The continued reinvention of Newark as an on-the-move, tech-driven center was held up by Gov. Phil Murphy yesterday as a model for other places in New Jersey that may be looking to find inspiration for their own revitalization efforts.
With billions of dollars in new investment happening within Newark’s borders — and mega-retailer Amazonas a location for its coveted “HQ2” project — Murphy pointed to lessons that can be taken from Newark’s recent hot streak, including ways city officials have embraced technology and innovation as key features of the rebirth.
“The real beauty is that it doesn’t just have to be a Newark story,” Murphy said as he addressed a conference on tech and urban revitalization that was held in Newark yesterday.
The conference organized by the New Jersey Business & Industry Association came as Murphy, a Democrat who recently celebrated his first 100 days in office, has been working to reorient the state’s economic-development efforts toward smaller companies and startups, which tend to be bigger drivers of job creation than more-established firms.

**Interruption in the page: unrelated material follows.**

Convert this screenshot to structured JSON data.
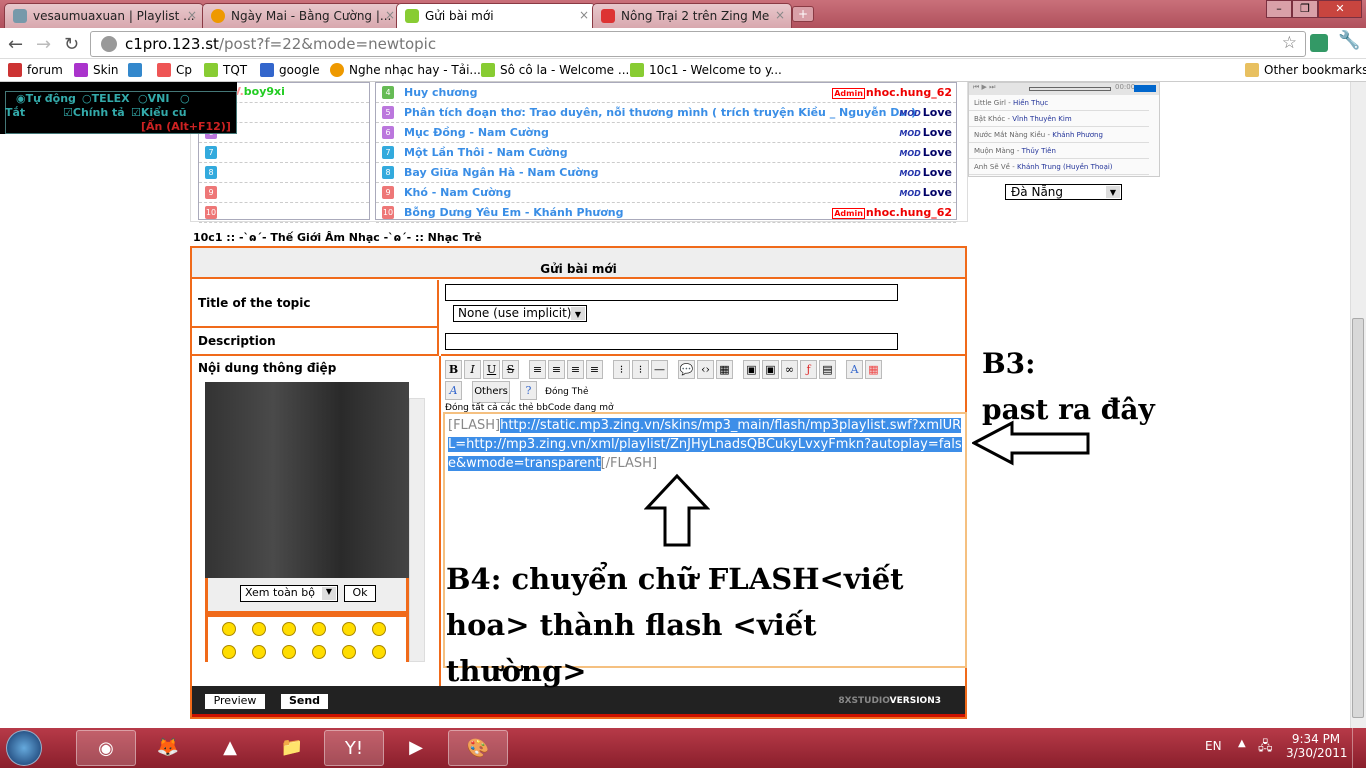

Lawmakers in Trenton have also gotten into the act bythat would provide more state incentives for the creation of small-business incubators and accelerators.
Murphy reminded those who attended the event yesterday — including Don Katz, the founder of Newark tech-success story, Audible, Inc. — that the state already has a leg up on other places when it comes to attracting tech entrepreneurs because of its cultural diversity and heritage as a former center for innovation.
“This is in our economic DNA,” Murphy said during the event, which also featured roundtable discussions on ways the state can do more to foster growth in the tech sector. “We lost (tech) because we let it go, and now we’re here to take it back.”
Murphy was a frequent critic of the economic policies of his Republican predecessor, Chris Christie, and he promised throughout the campaign season last year that he would strengthen New Jersey's economy, in part by doing more to encourage innovation and newly forming businesses rather than the more established companies that Christie tried to lure to New Jersey with lucrative tax incentives.
Murphy’s focus on startups aligns with data that was included in areleased last July by the global consulting firm McKinsey and Co. Even though younger companies tend to grow jobs at a much faster clip than their older counterparts, the firm found New Jersey was spending roughly $174,000 on tax incentives for each job that was created or retained by an older firm, and $110,000 for every job in companies that are younger than 10 years old.
Murphy cited the McKinsey research as he delivered the keynote address during yesterday’s conference. He also said nearby states like Massachusetts have gotten ahead of New Jersey by doing more to attract the type of tech firms and startups that really drive economic growth, like investing heavily in public education.
But one of the bright spots of New Jersey’s modest tech sector is Newark, the state’s biggest city. Newark has been home to Audible, a subsidiary of Amazon and producer of downloadable audiobooks, since 2007. CEO and founder Don Katz has also been instrumental in founding a city-based venture capital fund called.
The city has also been enthusiastic about recasting itself as a burgeoning tech center, including by promoting the high-capacity internet fiber that’s buried underneath its sidewalks. And now Newark is a finalist in the nationwide competition among North American cities seeking to attract Amazon’s second corporate headquarters. The company is promising to pour up to $5 billion in new investment into the proposed facility and will hire as many as 50,000 employees.
“We’re built for this,” said Aisha Glover, president and chief executive of the Newark Community Economic Development Corp., as the topic of infrastructure came up during one of the panel discussions.
“We’re built for Amazon — and the next Amazon,” she said.
Katz also highlighted as he addressed the conference one recent policy change at the federal level that’s been overlooked by many, which is the establishment of so-called [link:http://www.njspotlight.com/stories/18/03/25/new-opportunity-for-new-jersey-s-distressed-towns-and-cities/|“opportunity zones.” Inserted by Sens. Cory Booker (D-NJ) and Tim Scott (R-SC) into the federal tax overhaul that was signed into law late last year by President Donald Trump, the program is meant to provide new opportunities for private investors to funnel more money to distressed communities through newly created Opportunity Funds.
Treasury officials are still writing up the rules, but the program will allow investors to roll over certain capital gains to invest in targeted locations. Murphy has already proposed nearly 170 places in New Jersey as participants in the program. Katz yesterday called it a “profound opportunity” for those locations.
Like Murphy, he also pointed to the state’s prior history as a tech center as he talked about New Jersey once again becoming a hub for tech-driven industry.
“The industrial revolution was basically invented in New Jersey,” Katz said. “Bringing this back is just a great story.”
Jay Bhatti, cofounder of the investing firm BrandProject, also suggested that New Jersey, as one of the nation’s most diverse states, is already in a good position to capitalize on one of the weaknesses of Silicon Valley, the dominant player in the nation’s venture-capital world. For all its successes, Silicon Valley is not known for being particularly hospitable for female and minority entrepreneurs.
“I want New Jersey to really be a (welcoming) place for women and minority founders,” Bhatti said. “I think New Jersey could really own that mantle here someday.”